On Facebook, there seemed to be some confusion over my use of the term “community standards.” I received a few direct messages, and questions were asked by commenters as well. For background, it all started when I expressed my outrage over the mayor of Boston and his wanting to keep Chick-Fil-A out of his city. A commenter brought up community standards and whether they were applicable to this situation. I am a believer in community standards (we will get to this in a bit) and felt the question was fair.
One of my pet peeves in politics today is the blatant relativistic nature of our discourse. In other words, if it is “my guy” in office, I will tolerate behaviors that I would NEVER tolerate from the “other guy.” I believe in set principles. Principles are my foundation. IF I only apply the natural law of these principles to other people’s situations and not my own…well…it would be intellectually dishonest.
Because of this, I started to think deeper about my belief in community standards. My fellow conservatives were bandying about “free speech,” but I wasn’t quite sure I bought that. Nobody was arguing that Dan Cathy, the COO of Chick-Fil-A, should be thrown in jail for his remarks. The mayor of Boston was just saying that Chick-Fil-A operated its business based on Biblical standards and those standards were incompatible with Boston’s standard. Now, there obviously are a couple of things here. 1. I am not sure a mayor has the full authority to enact community standards. 2. I am not sure that is actually Boston’s community standard.
That said, it is an interesting question. Does a community have the right to set a standard for itself under US law? Let’s start with what a community standard is:
Community standards are local norms bounding acceptable conduct. Source

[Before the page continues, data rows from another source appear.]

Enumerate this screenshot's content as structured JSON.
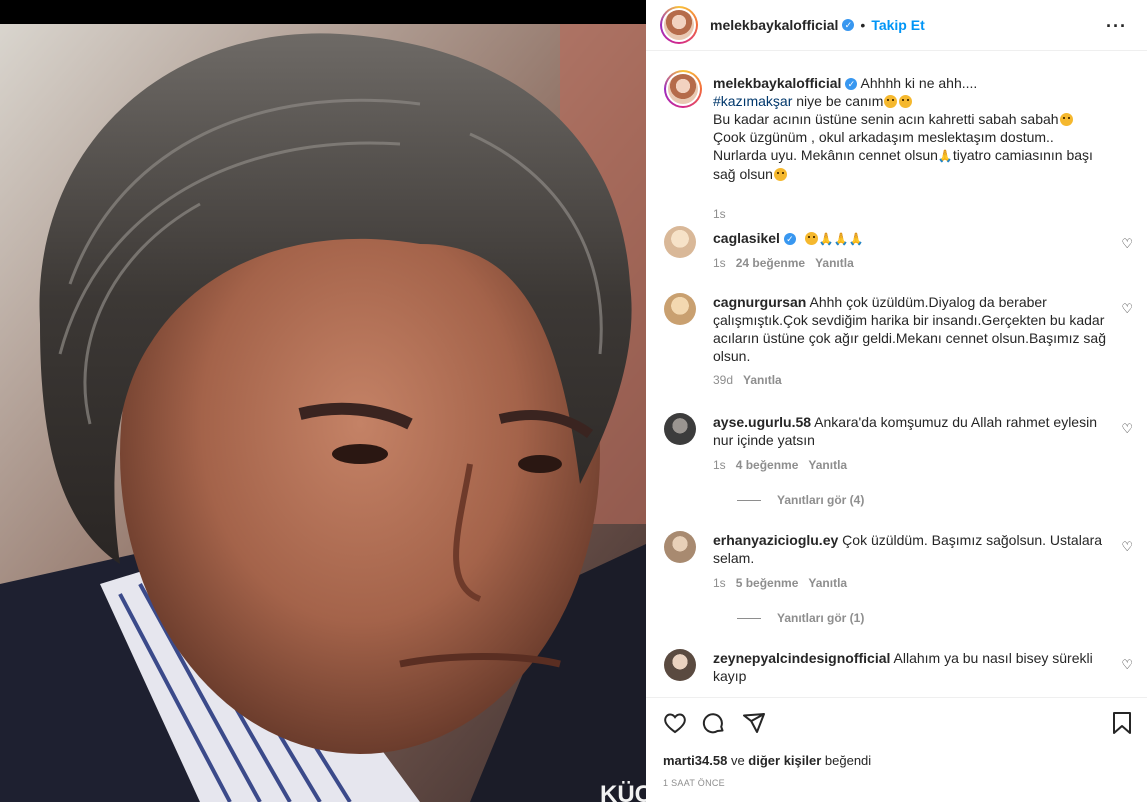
{
  "post": {
    "author": "melekbaykalofficial",
    "verified": true,
    "follow_label": "Takip Et",
    "separator": "•",
    "more_icon": "more-horizontal-icon",
    "caption_author": "melekbaykalofficial",
    "caption_line1": "Ahhhh ki ne ahh....",
    "caption_hashtag": "#kazımakşar",
    "caption_line2": " niye be canım",
    "caption_line3": "Bu kadar acının üstüne senin acın kahretti sabah sabah",
    "caption_line4": "Çook üzgünüm , okul arkadaşım meslektaşım dostum..",
    "caption_line5": "Nurlarda uyu. Mekânın cennet olsun",
    "caption_line5b": "tiyatro camiasının başı",
    "caption_line6": "sağ olsun",
    "caption_time": "1s"
  },
  "comments": [
    {
      "user": "caglasikel",
      "verified": true,
      "text": "",
      "time": "1s",
      "likes": "24 beğenme",
      "reply": "Yanıtla"
    },
    {
      "user": "cagnurgursan",
      "line1": "Ahhh çok üzüldüm.Diyalog da beraber",
      "line2": "çalışmıştık.Çok sevdiğim harika bir insandı.Gerçekten bu kadar",
      "line3": "acıların üstüne çok ağır geldi.Mekanı cennet olsun.Başımız sağ",
      "line4": "olsun.",
      "time": "39d",
      "reply": "Yanıtla"
    },
    {
      "user": "ayse.ugurlu.58",
      "line1": "Ankara'da komşumuz du Allah rahmet eylesin",
      "line2": "nur içinde yatsın",
      "time": "1s",
      "likes": "4 beğenme",
      "reply": "Yanıtla",
      "view_replies": "Yanıtları gör (4)"
    },
    {
      "user": "erhanyazicioglu.ey",
      "line1": "Çok üzüldüm. Başımız sağolsun. Ustalara",
      "line2": "selam.",
      "time": "1s",
      "likes": "5 beğenme",
      "reply": "Yanıtla",
      "view_replies": "Yanıtları gör (1)"
    },
    {
      "user": "zeynepyalcindesignofficial",
      "line1": "Allahım ya bu nasıl bisey sürekli",
      "line2": "kayıp"
    }
  ],
  "footer": {
    "liked_by_user": "marti34.58",
    "liked_and": " ve ",
    "liked_others": "diğer kişiler",
    "liked_suffix": " beğendi",
    "timestamp": "1 SAAT ÖNCE"
  },
  "photo": {
    "watermark": "KÜÇ"
  },
  "colors": {
    "accent": "#0095f6",
    "verified": "#3897f0",
    "muted": "#8e8e8e",
    "hashtag": "#00376b"
  }
}
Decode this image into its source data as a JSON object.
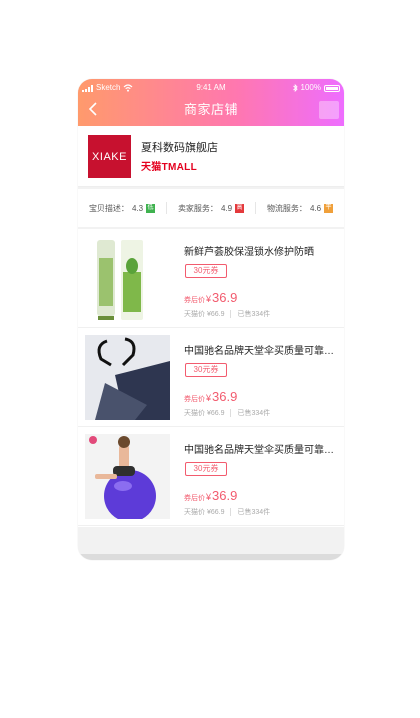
{
  "status_bar": {
    "carrier": "Sketch",
    "time": "9:41 AM",
    "battery": "100%"
  },
  "navbar": {
    "title": "商家店铺"
  },
  "store": {
    "logo_text": "XIAKE",
    "name": "夏科数码旗舰店",
    "type": "天猫TMALL"
  },
  "ratings": [
    {
      "label": "宝贝描述：",
      "score": "4.3",
      "level": "低",
      "color": "#3fb24f"
    },
    {
      "label": "卖家服务：",
      "score": "4.9",
      "level": "高",
      "color": "#e4393c"
    },
    {
      "label": "物流服务：",
      "score": "4.6",
      "level": "平",
      "color": "#f0a03a"
    }
  ],
  "products": [
    {
      "title": "新鲜芦荟胶保湿锁水修护防晒",
      "coupon": "30元券",
      "price_label": "券后价",
      "price_symbol": "¥",
      "price": "36.9",
      "original": "天猫价 ¥66.9",
      "sold": "已售334件"
    },
    {
      "title": "中国驰名品牌天堂伞买质量可靠的伞",
      "coupon": "30元券",
      "price_label": "券后价",
      "price_symbol": "¥",
      "price": "36.9",
      "original": "天猫价 ¥66.9",
      "sold": "已售334件"
    },
    {
      "title": "中国驰名品牌天堂伞买质量可靠的伞",
      "coupon": "30元券",
      "price_label": "券后价",
      "price_symbol": "¥",
      "price": "36.9",
      "original": "天猫价 ¥66.9",
      "sold": "已售334件"
    }
  ]
}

In the terms of US law, the phrase “community standard” first arose in a Supreme Court case “Miller v. California” (1973). As a matter of course, two things are consequential from this: 1. As a legal concept Community standards only apply to obscenity. 2. A community can be a state, county, or community.
This is basic. If Shelby, OH decides that we don’t want a strip club or porn shop in our downtown, we should be allowed to say no.
Honestly, I wasn’t aware of this very tight definition. So, now we both know. But what if it were more broad?
But, how about other issues. Could an atheistic community decide that they don’t want a church in their downtown? What about New York City and a mosque at Ground Zero? We know that Homeowners Associations set standards from preventing the display of campaign signs to not allowing a flag pole or an American flag or other flags. Could a community with strong ties to coal ban a green energy business?
Going back to earlier, under the legal concept, these wouldn’t be covered. And for that, I am grateful for one reason. The legal definition of a community is too broad. One could argue that a state enacting any of the above examples could be disastrous for the minority. But what if the community was defined as your actual local community?
To put it in perspective, I am going to talk about something that hits close to home: homeschooling.
Would I be happy, as a homeschooler, if my local community banned homeschooling? No. But the question isn’t about my happiness. It is a question of ability. Would my local community have the right to do so if they chose?
Our founders believed in local control. They thought that the most intimate decisions were best decided at the local level. Education was one of these issues. I think the biggest detriment of our educational system is too much control in Washington, DC and our state capitals. So, at first blush, my initial thought is yes. My fellow citizens could rule against homeschooling. Of course, this is a purely intellectual exercise because our local communities have given away their rights to make these major sorts of decisions. And as the Bill of Rights has been applied to the individual governmental levels instead of the Federal government…these questions are just an intellectual exercise.
So, what about you. Take an issue that is important to you and ask. If my community wanted to get rid of this, could they?
I am not saying there is a right or wrong issue here. And I think specific circumstances play a roll as well. IE prayer at a high school football game means something different in Texas than in Michigan. But what say you, if community standards weren’t so tightly defined…what should they be?